Trump leveraged an editorial in a New Jersey newspaper that criticized the Union Leader’s endorsement and high taxes during Christie’s time as governor to support his claim that his rival doesn’t measure up as a presidential candidate.

Trump also questioned Christie’s claim that he did not know about the plan to engineer traffic jams in Fort Lee, N.J., in September 2013 by closing lanes leading to the George Washington Bridge. The ensuing scandal, which became known as Bridgegate, engulfed Christie’s office and prosecutors charged three Christie staffers with conspiring to commit fraud.

"Just put yourself in a common sense mode — you are with your Cabinet, you're with them all the time, they're closing the biggest bridge in the United States, doing that and not telling the governor,” Trump said of Christie’s claims. “Does anybody believe that, honestly?"

Honest Tea phases out Trump quotes

Honest Tea has decided that Donald Trump’s words don’t fit with its brand anymore.

A customer tweeted a picture of a Trump quote on an Honest Tea bottle on Monday, and the company responded that it will start removing all quotes attributed to Trump, the Republican presidential front-runner whose racially fraught declarations have repeatedly caused firestorms on the campaign trail.

“If you’re going to think anyway, you might as well think big,” the Trump quote read. Honest Tea prints inspirational quotes under the caps of its beverage bottles.

The customer, Paul Shapiro, said he didn’t visualize tea drinkers as Trump’s target audience. The quote surprised him.

A co-founder of Honest Tea, Seth Goldman, explained Monday that the beverage company typically switches out quotes every 12-18 months anyway. The next round will include quotes from Anne Frank, Nelson Mandela and William Ruckelshaus, the first head of the Environmental Protection Agency.

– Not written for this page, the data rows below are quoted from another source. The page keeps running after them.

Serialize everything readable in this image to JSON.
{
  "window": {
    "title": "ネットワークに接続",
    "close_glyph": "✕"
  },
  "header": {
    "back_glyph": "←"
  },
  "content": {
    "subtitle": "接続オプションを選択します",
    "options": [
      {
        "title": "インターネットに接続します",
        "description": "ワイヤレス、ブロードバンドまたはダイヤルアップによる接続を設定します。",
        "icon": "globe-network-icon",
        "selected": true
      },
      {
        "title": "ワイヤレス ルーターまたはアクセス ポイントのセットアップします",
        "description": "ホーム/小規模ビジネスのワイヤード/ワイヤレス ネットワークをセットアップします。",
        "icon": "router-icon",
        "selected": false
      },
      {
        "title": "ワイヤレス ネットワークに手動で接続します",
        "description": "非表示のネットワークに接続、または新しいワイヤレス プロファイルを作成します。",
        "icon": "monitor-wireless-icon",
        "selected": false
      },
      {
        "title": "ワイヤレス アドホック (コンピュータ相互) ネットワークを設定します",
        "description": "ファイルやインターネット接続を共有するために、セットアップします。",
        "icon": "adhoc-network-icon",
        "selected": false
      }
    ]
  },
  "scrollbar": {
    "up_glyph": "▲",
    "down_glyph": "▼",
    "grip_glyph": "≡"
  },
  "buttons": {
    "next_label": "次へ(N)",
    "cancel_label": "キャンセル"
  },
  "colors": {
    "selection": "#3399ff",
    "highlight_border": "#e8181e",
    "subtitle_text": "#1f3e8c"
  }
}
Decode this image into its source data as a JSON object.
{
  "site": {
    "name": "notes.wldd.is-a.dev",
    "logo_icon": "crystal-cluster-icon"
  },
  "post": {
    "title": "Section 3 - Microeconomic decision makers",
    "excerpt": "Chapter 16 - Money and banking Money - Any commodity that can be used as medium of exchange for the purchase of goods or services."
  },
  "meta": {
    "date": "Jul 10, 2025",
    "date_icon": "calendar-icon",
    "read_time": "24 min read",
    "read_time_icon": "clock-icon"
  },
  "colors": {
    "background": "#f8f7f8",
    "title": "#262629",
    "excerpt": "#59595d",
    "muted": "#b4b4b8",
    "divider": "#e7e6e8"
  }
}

“There is nothing objectionable to the thinking in Mr. Trump’s quote,” Goldman wrote. “Indeed, it’s certainly the mindset that we’ve brought to our business and our impact.”

“Honest Tea is a tea for all parties — we welcome anyone who wants to drink our organic iced teas ... regardless of their party affiliation.”

 (Joshua Lott/Getty Images)

(Joshua Lott/Getty Images)

I do not believe that you should be hiding. I believe you have the right to walk the streets of this country without fear.
Bernie Sanders speaking in Las Vegas on Monday to a veteran who was brought to the country illegally by his parents when he was a child. The stop in Las Vegas was part of a two-day swing Sanders made through the early nominating state.

By the numbers

How does Clinton or Trump get to 270 electoral votes? Play with our map.

Third debate scorecard: Here's who's winning each round

All things Clinton | All things Trump

Who's endorsing who? Find out which celebrities support each candidate.

Find out which Republicans support Donald Trump

Get free news and analysis in your inbox daily from our political team.

Copyright © 2016, Los Angeles Times